**Exercise directions**
Match the string "Installer" against each line below, and copy every line that matches.

**Exercise input**
Start of Block

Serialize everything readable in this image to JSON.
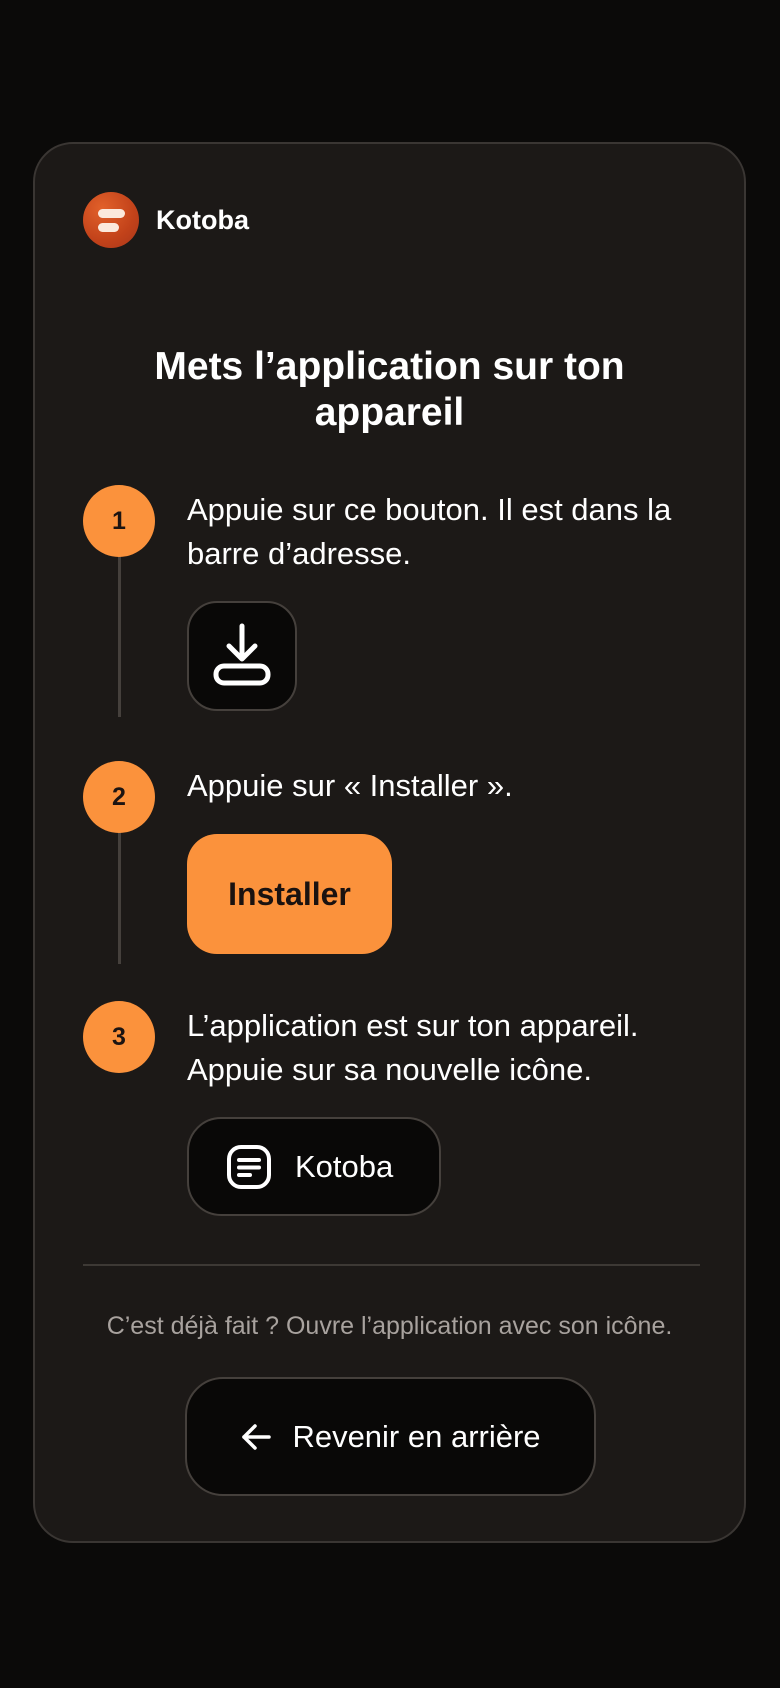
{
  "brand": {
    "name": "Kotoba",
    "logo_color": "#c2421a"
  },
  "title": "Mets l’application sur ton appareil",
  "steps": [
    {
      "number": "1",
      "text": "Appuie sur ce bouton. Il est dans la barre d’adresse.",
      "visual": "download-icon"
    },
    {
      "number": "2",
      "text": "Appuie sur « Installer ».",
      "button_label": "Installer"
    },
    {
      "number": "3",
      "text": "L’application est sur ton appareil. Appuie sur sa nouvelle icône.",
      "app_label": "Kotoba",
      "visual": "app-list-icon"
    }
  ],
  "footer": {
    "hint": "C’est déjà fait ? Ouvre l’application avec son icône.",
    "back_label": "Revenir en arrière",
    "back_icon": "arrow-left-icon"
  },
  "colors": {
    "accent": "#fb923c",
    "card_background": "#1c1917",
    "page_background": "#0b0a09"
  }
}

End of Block

**Task output**
      "text": "Appuie sur « Installer ».",
      "button_label": "Installer"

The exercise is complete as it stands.